Recorded information =>

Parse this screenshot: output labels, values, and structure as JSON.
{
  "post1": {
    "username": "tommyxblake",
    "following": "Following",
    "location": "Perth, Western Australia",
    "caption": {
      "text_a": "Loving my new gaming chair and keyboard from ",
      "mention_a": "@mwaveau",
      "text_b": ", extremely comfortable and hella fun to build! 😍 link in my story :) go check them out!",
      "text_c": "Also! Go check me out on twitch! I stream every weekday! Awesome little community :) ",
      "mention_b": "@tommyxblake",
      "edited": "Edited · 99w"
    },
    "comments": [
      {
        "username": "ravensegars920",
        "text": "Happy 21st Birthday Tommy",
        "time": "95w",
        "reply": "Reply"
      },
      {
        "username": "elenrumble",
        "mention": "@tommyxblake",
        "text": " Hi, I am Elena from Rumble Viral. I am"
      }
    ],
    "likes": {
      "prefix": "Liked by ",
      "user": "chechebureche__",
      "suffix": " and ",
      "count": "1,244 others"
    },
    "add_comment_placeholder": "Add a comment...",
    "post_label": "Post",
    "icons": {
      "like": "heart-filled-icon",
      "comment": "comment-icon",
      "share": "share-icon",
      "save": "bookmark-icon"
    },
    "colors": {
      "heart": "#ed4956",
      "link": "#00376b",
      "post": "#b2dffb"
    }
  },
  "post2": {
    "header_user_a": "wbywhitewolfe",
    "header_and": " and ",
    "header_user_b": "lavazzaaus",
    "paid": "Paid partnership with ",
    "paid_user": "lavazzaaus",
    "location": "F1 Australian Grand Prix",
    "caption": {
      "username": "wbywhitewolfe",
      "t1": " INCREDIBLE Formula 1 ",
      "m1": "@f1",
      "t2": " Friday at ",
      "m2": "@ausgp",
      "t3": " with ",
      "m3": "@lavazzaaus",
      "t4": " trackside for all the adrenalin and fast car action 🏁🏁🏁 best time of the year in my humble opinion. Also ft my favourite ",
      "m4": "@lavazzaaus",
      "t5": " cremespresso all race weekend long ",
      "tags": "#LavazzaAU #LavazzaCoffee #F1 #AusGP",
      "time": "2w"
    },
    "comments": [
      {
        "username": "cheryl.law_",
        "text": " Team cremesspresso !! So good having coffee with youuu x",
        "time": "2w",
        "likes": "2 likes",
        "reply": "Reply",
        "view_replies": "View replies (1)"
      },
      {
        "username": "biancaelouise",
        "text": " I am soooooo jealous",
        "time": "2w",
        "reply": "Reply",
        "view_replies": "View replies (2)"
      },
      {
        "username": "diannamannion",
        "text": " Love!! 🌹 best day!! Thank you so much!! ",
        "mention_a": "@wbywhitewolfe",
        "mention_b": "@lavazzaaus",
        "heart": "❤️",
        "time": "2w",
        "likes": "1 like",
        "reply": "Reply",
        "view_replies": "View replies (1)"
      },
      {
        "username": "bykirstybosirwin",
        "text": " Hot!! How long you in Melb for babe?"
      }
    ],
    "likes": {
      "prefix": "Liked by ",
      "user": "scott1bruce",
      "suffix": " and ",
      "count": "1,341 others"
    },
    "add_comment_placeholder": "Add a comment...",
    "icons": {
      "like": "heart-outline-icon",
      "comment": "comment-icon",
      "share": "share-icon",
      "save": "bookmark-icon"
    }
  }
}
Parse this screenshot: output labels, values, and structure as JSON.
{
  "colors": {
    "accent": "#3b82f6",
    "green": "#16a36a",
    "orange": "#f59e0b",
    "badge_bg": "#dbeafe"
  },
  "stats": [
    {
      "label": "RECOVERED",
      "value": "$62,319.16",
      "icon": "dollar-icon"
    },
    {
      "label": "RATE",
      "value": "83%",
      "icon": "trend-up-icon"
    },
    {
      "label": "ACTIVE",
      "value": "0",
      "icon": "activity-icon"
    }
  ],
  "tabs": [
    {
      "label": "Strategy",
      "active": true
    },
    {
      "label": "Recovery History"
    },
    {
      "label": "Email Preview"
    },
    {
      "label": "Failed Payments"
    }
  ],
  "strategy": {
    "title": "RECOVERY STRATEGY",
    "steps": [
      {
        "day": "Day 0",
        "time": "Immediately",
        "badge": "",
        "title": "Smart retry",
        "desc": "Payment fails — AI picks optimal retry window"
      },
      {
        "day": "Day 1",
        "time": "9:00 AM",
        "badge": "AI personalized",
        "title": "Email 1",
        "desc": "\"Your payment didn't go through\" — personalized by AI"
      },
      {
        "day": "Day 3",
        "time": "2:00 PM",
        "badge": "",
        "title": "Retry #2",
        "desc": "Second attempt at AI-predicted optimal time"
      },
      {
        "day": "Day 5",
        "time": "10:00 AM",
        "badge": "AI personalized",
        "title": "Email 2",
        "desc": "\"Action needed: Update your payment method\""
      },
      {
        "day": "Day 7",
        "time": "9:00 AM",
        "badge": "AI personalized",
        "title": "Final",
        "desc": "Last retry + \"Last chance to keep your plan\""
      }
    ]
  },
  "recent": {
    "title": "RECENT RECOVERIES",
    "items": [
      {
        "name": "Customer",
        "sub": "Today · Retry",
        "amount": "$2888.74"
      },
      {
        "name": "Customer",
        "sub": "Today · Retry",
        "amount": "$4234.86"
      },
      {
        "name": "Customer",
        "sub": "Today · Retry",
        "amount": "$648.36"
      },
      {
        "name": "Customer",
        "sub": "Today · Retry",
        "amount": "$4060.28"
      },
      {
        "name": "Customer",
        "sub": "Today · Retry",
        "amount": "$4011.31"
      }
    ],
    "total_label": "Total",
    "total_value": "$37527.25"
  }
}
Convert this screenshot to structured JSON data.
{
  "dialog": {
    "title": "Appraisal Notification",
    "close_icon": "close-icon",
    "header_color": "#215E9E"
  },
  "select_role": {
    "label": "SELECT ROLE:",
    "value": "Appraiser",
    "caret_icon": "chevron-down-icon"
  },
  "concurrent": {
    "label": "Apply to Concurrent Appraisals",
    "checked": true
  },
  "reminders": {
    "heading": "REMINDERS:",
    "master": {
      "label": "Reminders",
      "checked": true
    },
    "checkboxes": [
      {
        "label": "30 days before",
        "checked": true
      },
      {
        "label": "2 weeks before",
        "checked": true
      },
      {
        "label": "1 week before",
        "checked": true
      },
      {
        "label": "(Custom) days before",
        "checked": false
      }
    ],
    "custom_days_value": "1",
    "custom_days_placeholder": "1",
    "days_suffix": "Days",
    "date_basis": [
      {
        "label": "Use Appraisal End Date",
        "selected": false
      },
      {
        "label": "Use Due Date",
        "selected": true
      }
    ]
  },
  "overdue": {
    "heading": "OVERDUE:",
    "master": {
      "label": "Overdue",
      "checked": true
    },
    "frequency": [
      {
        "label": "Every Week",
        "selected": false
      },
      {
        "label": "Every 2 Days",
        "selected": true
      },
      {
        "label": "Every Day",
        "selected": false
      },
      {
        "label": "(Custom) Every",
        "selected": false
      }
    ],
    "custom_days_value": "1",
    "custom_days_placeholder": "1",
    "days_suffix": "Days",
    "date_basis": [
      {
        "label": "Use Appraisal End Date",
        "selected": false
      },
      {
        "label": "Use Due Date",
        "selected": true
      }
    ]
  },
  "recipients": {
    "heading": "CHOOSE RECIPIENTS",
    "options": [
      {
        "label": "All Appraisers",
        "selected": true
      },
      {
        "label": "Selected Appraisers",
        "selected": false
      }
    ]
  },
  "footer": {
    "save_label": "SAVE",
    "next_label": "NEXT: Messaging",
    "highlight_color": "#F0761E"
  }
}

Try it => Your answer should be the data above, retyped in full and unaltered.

Reply to the exercise =>
Parse this screenshot: output labels, values, and structure as JSON.
{
  "post1": {
    "username": "tommyxblake",
    "following": "Following",
    "location": "Perth, Western Australia",
    "caption": {
      "text_a": "Loving my new gaming chair and keyboard from ",
      "mention_a": "@mwaveau",
      "text_b": ", extremely comfortable and hella fun to build! 😍 link in my story :) go check them out!",
      "text_c": "Also! Go check me out on twitch! I stream every weekday! Awesome little community :) ",
      "mention_b": "@tommyxblake",
      "edited": "Edited · 99w"
    },
    "comments": [
      {
        "username": "ravensegars920",
        "text": "Happy 21st Birthday Tommy",
        "time": "95w",
        "reply": "Reply"
      },
      {
        "username": "elenrumble",
        "mention": "@tommyxblake",
        "text": " Hi, I am Elena from Rumble Viral. I am"
      }
    ],
    "likes": {
      "prefix": "Liked by ",
      "user": "chechebureche__",
      "suffix": " and ",
      "count": "1,244 others"
    },
    "add_comment_placeholder": "Add a comment...",
    "post_label": "Post",
    "icons": {
      "like": "heart-filled-icon",
      "comment": "comment-icon",
      "share": "share-icon",
      "save": "bookmark-icon"
    },
    "colors": {
      "heart": "#ed4956",
      "link": "#00376b",
      "post": "#b2dffb"
    }
  },
  "post2": {
    "header_user_a": "wbywhitewolfe",
    "header_and": " and ",
    "header_user_b": "lavazzaaus",
    "paid": "Paid partnership with ",
    "paid_user": "lavazzaaus",
    "location": "F1 Australian Grand Prix",
    "caption": {
      "username": "wbywhitewolfe",
      "t1": " INCREDIBLE Formula 1 ",
      "m1": "@f1",
      "t2": " Friday at ",
      "m2": "@ausgp",
      "t3": " with ",
      "m3": "@lavazzaaus",
      "t4": " trackside for all the adrenalin and fast car action 🏁🏁🏁 best time of the year in my humble opinion. Also ft my favourite ",
      "m4": "@lavazzaaus",
      "t5": " cremespresso all race weekend long ",
      "tags": "#LavazzaAU #LavazzaCoffee #F1 #AusGP",
      "time": "2w"
    },
    "comments": [
      {
        "username": "cheryl.law_",
        "text": " Team cremesspresso !! So good having coffee with youuu x",
        "time": "2w",
        "likes": "2 likes",
        "reply": "Reply",
        "view_replies": "View replies (1)"
      },
      {
        "username": "biancaelouise",
        "text": " I am soooooo jealous",
        "time": "2w",
        "reply": "Reply",
        "view_replies": "View replies (2)"
      },
      {
        "username": "diannamannion",
        "text": " Love!! 🌹 best day!! Thank you so much!! ",
        "mention_a": "@wbywhitewolfe",
        "mention_b": "@lavazzaaus",
        "heart": "❤️",
        "time": "2w",
        "likes": "1 like",
        "reply": "Reply",
        "view_replies": "View replies (1)"
      },
      {
        "username": "bykirstybosirwin",
        "text": " Hot!! How long you in Melb for babe?"
      }
    ],
    "likes": {
      "prefix": "Liked by ",
      "user": "scott1bruce",
      "suffix": " and ",
      "count": "1,341 others"
    },
    "add_comment_placeholder": "Add a comment...",
    "icons": {
      "like": "heart-outline-icon",
      "comment": "comment-icon",
      "share": "share-icon",
      "save": "bookmark-icon"
    }
  }
}
Parse this screenshot: output labels, values, and structure as JSON.
{
  "colors": {
    "accent": "#3b82f6",
    "green": "#16a36a",
    "orange": "#f59e0b",
    "badge_bg": "#dbeafe"
  },
  "stats": [
    {
      "label": "RECOVERED",
      "value": "$62,319.16",
      "icon": "dollar-icon"
    },
    {
      "label": "RATE",
      "value": "83%",
      "icon": "trend-up-icon"
    },
    {
      "label": "ACTIVE",
      "value": "0",
      "icon": "activity-icon"
    }
  ],
  "tabs": [
    {
      "label": "Strategy",
      "active": true
    },
    {
      "label": "Recovery History"
    },
    {
      "label": "Email Preview"
    },
    {
      "label": "Failed Payments"
    }
  ],
  "strategy": {
    "title": "RECOVERY STRATEGY",
    "steps": [
      {
        "day": "Day 0",
        "time": "Immediately",
        "badge": "",
        "title": "Smart retry",
        "desc": "Payment fails — AI picks optimal retry window"
      },
      {
        "day": "Day 1",
        "time": "9:00 AM",
        "badge": "AI personalized",
        "title": "Email 1",
        "desc": "\"Your payment didn't go through\" — personalized by AI"
      },
      {
        "day": "Day 3",
        "time": "2:00 PM",
        "badge": "",
        "title": "Retry #2",
        "desc": "Second attempt at AI-predicted optimal time"
      },
      {
        "day": "Day 5",
        "time": "10:00 AM",
        "badge": "AI personalized",
        "title": "Email 2",
        "desc": "\"Action needed: Update your payment method\""
      },
      {
        "day": "Day 7",
        "time": "9:00 AM",
        "badge": "AI personalized",
        "title": "Final",
        "desc": "Last retry + \"Last chance to keep your plan\""
      }
    ]
  },
  "recent": {
    "title": "RECENT RECOVERIES",
    "items": [
      {
        "name": "Customer",
        "sub": "Today · Retry",
        "amount": "$2888.74"
      },
      {
        "name": "Customer",
        "sub": "Today · Retry",
        "amount": "$4234.86"
      },
      {
        "name": "Customer",
        "sub": "Today · Retry",
        "amount": "$648.36"
      },
      {
        "name": "Customer",
        "sub": "Today · Retry",
        "amount": "$4060.28"
      },
      {
        "name": "Customer",
        "sub": "Today · Retry",
        "amount": "$4011.31"
      }
    ],
    "total_label": "Total",
    "total_value": "$37527.25"
  }
}
Convert this screenshot to structured JSON data.
{
  "dialog": {
    "title": "Appraisal Notification",
    "close_icon": "close-icon",
    "header_color": "#215E9E"
  },
  "select_role": {
    "label": "SELECT ROLE:",
    "value": "Appraiser",
    "caret_icon": "chevron-down-icon"
  },
  "concurrent": {
    "label": "Apply to Concurrent Appraisals",
    "checked": true
  },
  "reminders": {
    "heading": "REMINDERS:",
    "master": {
      "label": "Reminders",
      "checked": true
    },
    "checkboxes": [
      {
        "label": "30 days before",
        "checked": true
      },
      {
        "label": "2 weeks before",
        "checked": true
      },
      {
        "label": "1 week before",
        "checked": true
      },
      {
        "label": "(Custom) days before",
        "checked": false
      }
    ],
    "custom_days_value": "1",
    "custom_days_placeholder": "1",
    "days_suffix": "Days",
    "date_basis": [
      {
        "label": "Use Appraisal End Date",
        "selected": false
      },
      {
        "label": "Use Due Date",
        "selected": true
      }
    ]
  },
  "overdue": {
    "heading": "OVERDUE:",
    "master": {
      "label": "Overdue",
      "checked": true
    },
    "frequency": [
      {
        "label": "Every Week",
        "selected": false
      },
      {
        "label": "Every 2 Days",
        "selected": true
      },
      {
        "label": "Every Day",
        "selected": false
      },
      {
        "label": "(Custom) Every",
        "selected": false
      }
    ],
    "custom_days_value": "1",
    "custom_days_placeholder": "1",
    "days_suffix": "Days",
    "date_basis": [
      {
        "label": "Use Appraisal End Date",
        "selected": false
      },
      {
        "label": "Use Due Date",
        "selected": true
      }
    ]
  },
  "recipients": {
    "heading": "CHOOSE RECIPIENTS",
    "options": [
      {
        "label": "All Appraisers",
        "selected": true
      },
      {
        "label": "Selected Appraisers",
        "selected": false
      }
    ]
  },
  "footer": {
    "save_label": "SAVE",
    "next_label": "NEXT: Messaging",
    "highlight_color": "#F0761E"
  }
}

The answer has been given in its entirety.